This long, self-inflicted goodbye, comparable to the slow-motion suicide by individuals through the deliberate abuse of alcohol, tobacco, or sex, continues apace today, as it did in 1964 and was doing yet when James Burnham breathed his last in Kent, Connecticut (where he was a neighbor of Henry Kissinger’s). Only it is proceeding by other means: in place of compromise, retreat, and capitulation (at least as Burnham, Buckley, their magazine, and most conservatives understood global reality in those days), negation and denial of the historical fact of the West—self-negation, itself a form of suicide. Postmodern liberalism, which is too shallow and self-contradictory to survive in the long run, is nevertheless often shrewd, and sometimes even clever. In the present case, the pressing need to overcome a problem it prefers to ignore—how to ensure the survival of Western liberal institutions by means that do not violate liberal principles, an historic and perpetual dilemma of liberalism that, as Burnham pointed out in Suicide, demonstrates its incoherence as a philosophical system—has goosed its inventive genius to come up with the necessary, the perfect, indeed the only solution, which is flatly to deny that any problem requiring a solution actually exists. By conjuring the West out of existence and presenting it as the illusory perception by several millennia of dead white rich superstitious aggressive exploitive and manipulative males, concepts like suicide, decline, capitulation, and cowardice, on the one hand, and defense, resistance, freedom, liberty, honor, and civilization, on the other, are erased in a single bold sweep from Western discourse and the public mind. They become irrelevant and unreal, like the West itself—so much sound and fury signifying cultural chauvinism, the rhetoric of scoundrels. Wars between good and evil, religious belief and unbelief, one religion and another, communism and the system of private property, freedom and liberty, all belong, in the eyes of postmodern liberalism, to that long series of historical scrapes and cataclysms—comic episodes, really, had they not inflicted so much human devastation and misery—into which all those unenlightened generations down to the generation currently in power have fallen through their own ignorance, blindness, and corruption. To “the people we have been waiting for,” in Barack Obama’s description, the only war worth the candle is the ages-old conflict between biological life and death, since for postmodern liberals biological life is all there is, and death a mere “falling into darkness,” as Theodore Roosevelt imagined it. Therefore, life must be defended, and death resisted, though for only so long as resistance doesn’t entail excessive physical, mental, and emotional pain.

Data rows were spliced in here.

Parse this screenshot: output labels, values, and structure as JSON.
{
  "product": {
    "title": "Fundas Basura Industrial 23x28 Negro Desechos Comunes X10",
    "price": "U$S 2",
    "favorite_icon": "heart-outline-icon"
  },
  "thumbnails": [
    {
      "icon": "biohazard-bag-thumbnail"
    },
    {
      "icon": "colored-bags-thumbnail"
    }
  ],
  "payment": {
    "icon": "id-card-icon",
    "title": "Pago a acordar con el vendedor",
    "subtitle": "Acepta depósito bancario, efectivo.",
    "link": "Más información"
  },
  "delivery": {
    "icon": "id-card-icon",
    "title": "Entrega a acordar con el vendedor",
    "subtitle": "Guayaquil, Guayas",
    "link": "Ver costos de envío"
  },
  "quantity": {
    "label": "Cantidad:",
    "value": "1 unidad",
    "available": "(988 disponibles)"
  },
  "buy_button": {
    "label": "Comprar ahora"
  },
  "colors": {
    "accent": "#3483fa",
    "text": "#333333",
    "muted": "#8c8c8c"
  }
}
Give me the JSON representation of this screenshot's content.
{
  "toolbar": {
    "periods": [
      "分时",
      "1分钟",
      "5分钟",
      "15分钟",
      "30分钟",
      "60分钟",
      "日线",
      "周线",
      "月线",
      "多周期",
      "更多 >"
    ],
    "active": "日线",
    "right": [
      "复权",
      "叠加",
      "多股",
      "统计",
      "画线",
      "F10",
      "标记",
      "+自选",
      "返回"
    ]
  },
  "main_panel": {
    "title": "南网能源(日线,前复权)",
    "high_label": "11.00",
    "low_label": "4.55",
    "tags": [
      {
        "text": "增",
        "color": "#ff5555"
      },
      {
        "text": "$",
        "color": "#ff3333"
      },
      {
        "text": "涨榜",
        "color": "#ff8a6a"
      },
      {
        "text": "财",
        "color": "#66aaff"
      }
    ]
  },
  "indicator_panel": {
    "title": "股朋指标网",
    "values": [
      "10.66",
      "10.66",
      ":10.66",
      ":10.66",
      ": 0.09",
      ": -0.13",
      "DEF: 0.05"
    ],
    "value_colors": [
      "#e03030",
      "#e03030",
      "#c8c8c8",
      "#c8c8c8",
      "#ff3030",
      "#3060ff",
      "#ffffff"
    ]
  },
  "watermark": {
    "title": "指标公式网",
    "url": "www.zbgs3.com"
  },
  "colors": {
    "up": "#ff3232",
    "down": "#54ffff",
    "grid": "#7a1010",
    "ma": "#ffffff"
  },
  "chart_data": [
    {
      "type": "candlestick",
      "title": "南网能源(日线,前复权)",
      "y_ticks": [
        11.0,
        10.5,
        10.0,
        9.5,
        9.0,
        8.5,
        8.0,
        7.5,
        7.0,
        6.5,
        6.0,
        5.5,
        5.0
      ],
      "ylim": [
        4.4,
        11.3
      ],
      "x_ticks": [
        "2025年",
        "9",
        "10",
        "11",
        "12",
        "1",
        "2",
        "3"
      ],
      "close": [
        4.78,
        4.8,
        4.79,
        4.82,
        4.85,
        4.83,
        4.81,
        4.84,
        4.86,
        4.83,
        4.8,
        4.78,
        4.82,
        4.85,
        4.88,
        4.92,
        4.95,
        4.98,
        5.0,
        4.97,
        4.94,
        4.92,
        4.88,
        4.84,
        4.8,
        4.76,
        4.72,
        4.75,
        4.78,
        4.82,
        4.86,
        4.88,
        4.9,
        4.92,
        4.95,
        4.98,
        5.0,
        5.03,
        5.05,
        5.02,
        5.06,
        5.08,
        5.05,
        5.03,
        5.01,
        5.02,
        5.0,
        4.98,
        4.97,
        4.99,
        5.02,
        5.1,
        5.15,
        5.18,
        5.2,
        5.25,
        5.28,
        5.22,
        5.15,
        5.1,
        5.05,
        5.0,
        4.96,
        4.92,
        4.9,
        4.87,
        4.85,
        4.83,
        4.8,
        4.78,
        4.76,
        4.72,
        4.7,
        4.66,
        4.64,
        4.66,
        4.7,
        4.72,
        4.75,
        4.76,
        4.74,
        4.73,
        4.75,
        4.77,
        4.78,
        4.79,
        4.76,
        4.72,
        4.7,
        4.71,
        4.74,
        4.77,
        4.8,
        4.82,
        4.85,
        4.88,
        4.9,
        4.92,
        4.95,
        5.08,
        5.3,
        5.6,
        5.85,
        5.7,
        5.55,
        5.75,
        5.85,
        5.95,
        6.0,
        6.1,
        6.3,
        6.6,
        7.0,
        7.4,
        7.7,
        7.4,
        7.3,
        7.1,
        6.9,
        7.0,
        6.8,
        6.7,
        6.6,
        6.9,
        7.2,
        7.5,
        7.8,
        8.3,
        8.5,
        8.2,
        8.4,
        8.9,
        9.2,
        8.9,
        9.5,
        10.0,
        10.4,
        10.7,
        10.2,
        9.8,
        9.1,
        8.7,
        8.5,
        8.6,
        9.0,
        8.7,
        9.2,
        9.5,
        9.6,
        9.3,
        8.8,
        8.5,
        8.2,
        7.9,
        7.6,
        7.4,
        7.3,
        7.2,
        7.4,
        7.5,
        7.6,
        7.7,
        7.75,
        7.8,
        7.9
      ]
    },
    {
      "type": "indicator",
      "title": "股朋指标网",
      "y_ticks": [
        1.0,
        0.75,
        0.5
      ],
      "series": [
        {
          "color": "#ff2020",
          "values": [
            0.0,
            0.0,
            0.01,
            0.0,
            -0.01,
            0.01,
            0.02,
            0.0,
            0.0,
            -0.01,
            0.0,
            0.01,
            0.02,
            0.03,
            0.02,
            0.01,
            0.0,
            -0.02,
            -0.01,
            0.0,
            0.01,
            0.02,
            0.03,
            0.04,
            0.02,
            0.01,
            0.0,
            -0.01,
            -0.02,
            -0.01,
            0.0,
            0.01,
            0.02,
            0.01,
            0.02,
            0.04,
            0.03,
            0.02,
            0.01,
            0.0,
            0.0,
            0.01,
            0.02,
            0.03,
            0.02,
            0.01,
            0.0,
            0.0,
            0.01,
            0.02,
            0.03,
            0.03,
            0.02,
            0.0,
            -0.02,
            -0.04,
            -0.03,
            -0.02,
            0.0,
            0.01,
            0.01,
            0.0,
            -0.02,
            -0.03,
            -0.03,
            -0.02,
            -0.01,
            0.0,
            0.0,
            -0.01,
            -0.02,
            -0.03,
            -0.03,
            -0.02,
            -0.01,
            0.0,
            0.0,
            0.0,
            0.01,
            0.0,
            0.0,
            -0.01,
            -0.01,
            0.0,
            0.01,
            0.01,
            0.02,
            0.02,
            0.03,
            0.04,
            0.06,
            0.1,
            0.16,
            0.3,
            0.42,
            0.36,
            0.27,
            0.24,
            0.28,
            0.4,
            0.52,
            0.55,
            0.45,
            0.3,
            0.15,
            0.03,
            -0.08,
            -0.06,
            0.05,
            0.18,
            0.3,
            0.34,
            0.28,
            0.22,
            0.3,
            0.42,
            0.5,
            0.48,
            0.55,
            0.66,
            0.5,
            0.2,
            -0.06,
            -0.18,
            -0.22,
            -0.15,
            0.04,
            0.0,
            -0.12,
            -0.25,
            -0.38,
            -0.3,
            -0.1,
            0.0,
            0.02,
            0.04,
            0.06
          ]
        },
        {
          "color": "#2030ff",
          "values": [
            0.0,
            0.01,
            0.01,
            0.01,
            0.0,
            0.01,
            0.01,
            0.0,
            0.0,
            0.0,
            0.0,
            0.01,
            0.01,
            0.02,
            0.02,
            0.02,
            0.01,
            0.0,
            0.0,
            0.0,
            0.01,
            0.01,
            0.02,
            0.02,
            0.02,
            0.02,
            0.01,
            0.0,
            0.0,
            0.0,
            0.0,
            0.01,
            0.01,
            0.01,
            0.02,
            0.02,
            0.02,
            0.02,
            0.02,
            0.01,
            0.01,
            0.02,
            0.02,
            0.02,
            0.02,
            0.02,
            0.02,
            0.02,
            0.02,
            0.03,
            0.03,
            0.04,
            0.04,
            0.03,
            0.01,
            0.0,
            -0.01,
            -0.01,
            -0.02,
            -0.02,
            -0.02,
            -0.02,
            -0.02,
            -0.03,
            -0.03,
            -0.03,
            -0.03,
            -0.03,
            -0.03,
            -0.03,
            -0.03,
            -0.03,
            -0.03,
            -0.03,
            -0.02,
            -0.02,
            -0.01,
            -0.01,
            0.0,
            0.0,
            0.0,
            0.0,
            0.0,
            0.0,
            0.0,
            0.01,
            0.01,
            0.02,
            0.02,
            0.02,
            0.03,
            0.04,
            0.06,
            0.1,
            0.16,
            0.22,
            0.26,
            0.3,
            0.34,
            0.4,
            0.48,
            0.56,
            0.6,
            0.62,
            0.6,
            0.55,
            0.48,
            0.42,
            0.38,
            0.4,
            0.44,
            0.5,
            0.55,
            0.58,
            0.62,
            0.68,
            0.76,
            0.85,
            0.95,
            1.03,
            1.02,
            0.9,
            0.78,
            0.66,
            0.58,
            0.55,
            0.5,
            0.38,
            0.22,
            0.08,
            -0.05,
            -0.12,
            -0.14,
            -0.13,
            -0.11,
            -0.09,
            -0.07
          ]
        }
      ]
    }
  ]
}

When it does, death itself is no longer worth resisting, and mass euthanasia becomes the way out—a collective act of mass assisted suicide, precisely what James Burnham thought he was witnessing. The alternative to death—likely the preferable one at this point for the cringing, cowardly, complacent, self-distracted, inattentive, materialist, dishonorable proletariat that the peoples of the West have allowed themselves to degenerate into since 1945—is slavery, which Burnham also plainly had in mind as a plausible future for the Western world.